  33. 33. T.OdijkBiopolymers 181979197931113113
  34. 34. A.KatchalskyS.LifsonJ.PolymSci. 13195419544355
  35. 35. A. M.ZhivkovJ. Colloid Interface Sci. 11320072007122127
  36. 36. S. S.DukhinV.N. Shilov Dielectric Phenomena and Double Layer in Disperse Systems and Polyelectrolytes, Wiley, New York, 1974
  37. 37. D.PorschkeM.AntosiewiczInS. P.Stoylovand M. V.Stoimenova (eds.), Molecular and Colloid Electro-optics, Taylor & Francis, New York, 2007
  38. 38. G.SchwarzJ.PhysChem. 661962196226362641
  39. 39. M.MandelA.JenardTransactions Faraday Soc. 591963196321583169
  40. 40. M.MandelMol. Phys. 419611961489496
  41. 41. F.OosawaBiopolymers 919701970677688
  42. 42. A.MinakataN.ImaiF.OosawaBiopolymers 1119721972347354
  43. 43. A.WarashinaA.MinakataJ.ChemPhys. 581973197347434749
  44. 44. M.MandelInS.Krause (Ed.) Molecular Electro-Optics, Plenum Press, New York, 1981
  45. 45. A.MinakataH.TakahashiT.NishioJ.NagayaA.TaniokaColloids & Surfaces A:20920022002213218
  46. 46. A.MinakataT.NishioM.KimuraS. -I.YanoY.TanakaT.ShimizuColloids & Surfaces B: Biointerfaces 5620072007277280
  47. 47. L. -G.AllgenS.RoswallJ.PolymerSci. 1219541954229236
  48. 48. A.OgaA.TakimotoR.HayakawaY.WadaRept. Progr. Polymer Phys. Japan, 24 (1981
  49. 49. M.MandelAnn. New York Acad. Sci. 303197719777487
  50. 50. ThVreugdenhil, F. van der Touw, M. Mandel, Biophys. Chem. 10197919796780
  51. 51. FredericqE.HoussierC.Electric Dichroism and Electric Birefringence, Clarendon press, Oxford, 1973
  52. 52. A. R.FowerakerB. R.JenningsPolymer 1619751975720724
  53. 53. T.YamamotoY.MoriN.OokuboR.HayakawaY.WadaColloid & Polymer Sci. 260198219822026
  54. 54. A. M.ZhivkovR. P.HristovJ.PhysicsCondensed Matter 22 (2010pp).
  55. 55. J.GregoryS.BaranyAdvances Colloid. Interface Sci., 16920112011112
  56. 56. F.BordiS.SennatoD.TruzzolilloJ.PhysCondens. Matter 21 (2009pp.).
  57. 57. S. P.StoylovColloid Electro-optics- Theory, Techniques and Applications, Acad.
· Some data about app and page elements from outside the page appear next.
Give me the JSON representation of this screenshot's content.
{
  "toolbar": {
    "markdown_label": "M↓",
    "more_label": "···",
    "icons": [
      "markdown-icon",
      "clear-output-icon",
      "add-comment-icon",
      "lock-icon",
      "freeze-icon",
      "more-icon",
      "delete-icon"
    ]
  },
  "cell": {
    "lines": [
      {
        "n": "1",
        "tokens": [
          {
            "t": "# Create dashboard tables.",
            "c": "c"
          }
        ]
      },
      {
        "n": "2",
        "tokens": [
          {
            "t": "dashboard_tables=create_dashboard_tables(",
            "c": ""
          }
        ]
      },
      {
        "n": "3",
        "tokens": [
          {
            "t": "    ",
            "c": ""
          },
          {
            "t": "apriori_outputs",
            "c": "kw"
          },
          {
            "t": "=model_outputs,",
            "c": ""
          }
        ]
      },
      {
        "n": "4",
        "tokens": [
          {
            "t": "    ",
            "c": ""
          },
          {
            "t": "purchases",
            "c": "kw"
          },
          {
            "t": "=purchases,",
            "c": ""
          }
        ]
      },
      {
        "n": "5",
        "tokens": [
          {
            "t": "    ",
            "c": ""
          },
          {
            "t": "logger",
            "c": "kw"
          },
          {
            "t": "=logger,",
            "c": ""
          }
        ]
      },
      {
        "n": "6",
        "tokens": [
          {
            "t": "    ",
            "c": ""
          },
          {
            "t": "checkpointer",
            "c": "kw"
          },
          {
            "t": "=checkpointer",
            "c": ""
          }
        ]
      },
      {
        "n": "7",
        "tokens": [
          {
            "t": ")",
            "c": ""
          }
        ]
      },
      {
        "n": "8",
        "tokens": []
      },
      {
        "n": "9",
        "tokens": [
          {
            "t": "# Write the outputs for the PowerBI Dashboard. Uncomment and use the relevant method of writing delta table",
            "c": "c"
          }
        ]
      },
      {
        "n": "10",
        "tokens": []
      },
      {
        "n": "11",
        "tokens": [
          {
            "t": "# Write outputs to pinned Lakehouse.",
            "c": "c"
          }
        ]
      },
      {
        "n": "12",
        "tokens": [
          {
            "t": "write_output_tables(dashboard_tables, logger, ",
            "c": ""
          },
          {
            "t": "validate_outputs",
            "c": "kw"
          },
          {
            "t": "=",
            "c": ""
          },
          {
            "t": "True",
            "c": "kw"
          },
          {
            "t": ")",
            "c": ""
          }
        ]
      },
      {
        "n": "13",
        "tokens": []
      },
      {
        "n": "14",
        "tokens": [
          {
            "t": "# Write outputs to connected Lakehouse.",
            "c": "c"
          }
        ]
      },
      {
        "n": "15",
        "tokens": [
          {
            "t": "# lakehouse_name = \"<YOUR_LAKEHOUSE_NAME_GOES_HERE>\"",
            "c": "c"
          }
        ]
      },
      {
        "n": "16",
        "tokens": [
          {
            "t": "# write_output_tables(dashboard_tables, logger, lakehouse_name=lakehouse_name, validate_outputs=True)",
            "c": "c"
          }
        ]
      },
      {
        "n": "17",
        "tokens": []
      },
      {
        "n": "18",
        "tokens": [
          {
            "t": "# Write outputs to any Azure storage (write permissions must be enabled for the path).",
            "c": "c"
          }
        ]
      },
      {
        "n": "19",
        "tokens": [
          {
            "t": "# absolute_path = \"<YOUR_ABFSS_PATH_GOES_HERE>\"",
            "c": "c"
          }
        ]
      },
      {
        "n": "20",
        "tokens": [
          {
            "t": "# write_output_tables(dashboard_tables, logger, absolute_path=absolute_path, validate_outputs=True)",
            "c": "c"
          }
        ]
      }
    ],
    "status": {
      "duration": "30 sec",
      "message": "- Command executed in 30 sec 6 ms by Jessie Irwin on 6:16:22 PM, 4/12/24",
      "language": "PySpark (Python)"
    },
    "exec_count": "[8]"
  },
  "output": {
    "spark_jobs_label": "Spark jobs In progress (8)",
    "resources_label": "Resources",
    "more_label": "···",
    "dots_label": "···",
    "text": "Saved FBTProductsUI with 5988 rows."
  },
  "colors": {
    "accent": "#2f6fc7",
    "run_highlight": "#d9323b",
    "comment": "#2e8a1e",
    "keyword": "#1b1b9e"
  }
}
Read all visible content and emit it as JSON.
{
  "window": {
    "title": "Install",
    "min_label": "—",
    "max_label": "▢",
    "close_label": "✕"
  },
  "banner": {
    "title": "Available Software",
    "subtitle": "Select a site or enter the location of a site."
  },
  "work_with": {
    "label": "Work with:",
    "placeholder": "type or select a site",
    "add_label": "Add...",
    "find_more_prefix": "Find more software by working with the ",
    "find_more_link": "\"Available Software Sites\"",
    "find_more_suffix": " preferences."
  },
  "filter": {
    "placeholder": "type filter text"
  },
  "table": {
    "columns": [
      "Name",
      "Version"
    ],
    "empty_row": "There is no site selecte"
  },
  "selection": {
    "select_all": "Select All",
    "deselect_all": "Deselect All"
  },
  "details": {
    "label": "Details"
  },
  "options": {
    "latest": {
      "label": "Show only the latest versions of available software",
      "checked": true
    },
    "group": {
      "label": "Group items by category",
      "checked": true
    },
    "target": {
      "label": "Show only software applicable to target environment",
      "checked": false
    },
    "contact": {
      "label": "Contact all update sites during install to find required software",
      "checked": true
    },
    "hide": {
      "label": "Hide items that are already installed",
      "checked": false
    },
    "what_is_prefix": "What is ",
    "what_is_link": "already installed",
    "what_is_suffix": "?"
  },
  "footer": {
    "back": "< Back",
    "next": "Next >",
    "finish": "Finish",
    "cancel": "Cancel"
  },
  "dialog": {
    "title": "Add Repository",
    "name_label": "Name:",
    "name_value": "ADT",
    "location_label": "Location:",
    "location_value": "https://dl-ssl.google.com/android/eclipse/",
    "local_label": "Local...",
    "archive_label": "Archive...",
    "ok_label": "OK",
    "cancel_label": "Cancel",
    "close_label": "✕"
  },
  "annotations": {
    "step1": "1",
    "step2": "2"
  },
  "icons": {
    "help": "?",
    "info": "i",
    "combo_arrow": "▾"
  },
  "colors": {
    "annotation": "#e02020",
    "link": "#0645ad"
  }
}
Press, London, 1991
  58. 58. H.C. van de Hulst, Light Scattering by Small Particles, John Wiley, New York, 1957.
  59. 59. A. A.SpartakovA. A.TrusovA. V.VoitylovV. V.VojtylovInS. P.Stoylovand M. V.Stoimenova (eds.), Molecular and Colloid Electro-optics, Taylor & Francis, New York, 2007
  60. 60. A. M.ZhivkovInS. P.Stoylovand M. V.Stoimenova (eds.), Molecular and Colloid Electro-optics, Taylor & Francis, New York, 2007
  61. 61. M. C.StuartR.De VriesH.LyklemaPolyelectrolytes, in: Lyclema H. (Ed.), Fundamentals of interface and colloid science, vol. V, Elsevier, London, 2005
  62. 62. TsRadeva, K. Kamburova, J. Colloid Interface Sci. 29320062006290295
  63. 63. V. N.ShilovYuB.BorkovskajaS. N.Budankova, in: S.P. Stoylov, M. Stoimenova (eds.), Molecular and Colloid Electro-optics, Taylor & Francis, New York, 2007
  64. 64. N.OocuboY.HiraiK.ItoR.HayakawaMacromolecules 221989198913591366
  65. 65. G. J.FleerM. A.Cohen-stuartJ. M. H. M.ScheutjensT.CosgoveB.VincentPolymers at interfaces, London, Chapman & Hall, 1993

Written By

Alexandar Metodiev Zhivkov

Published: August 28th, 2013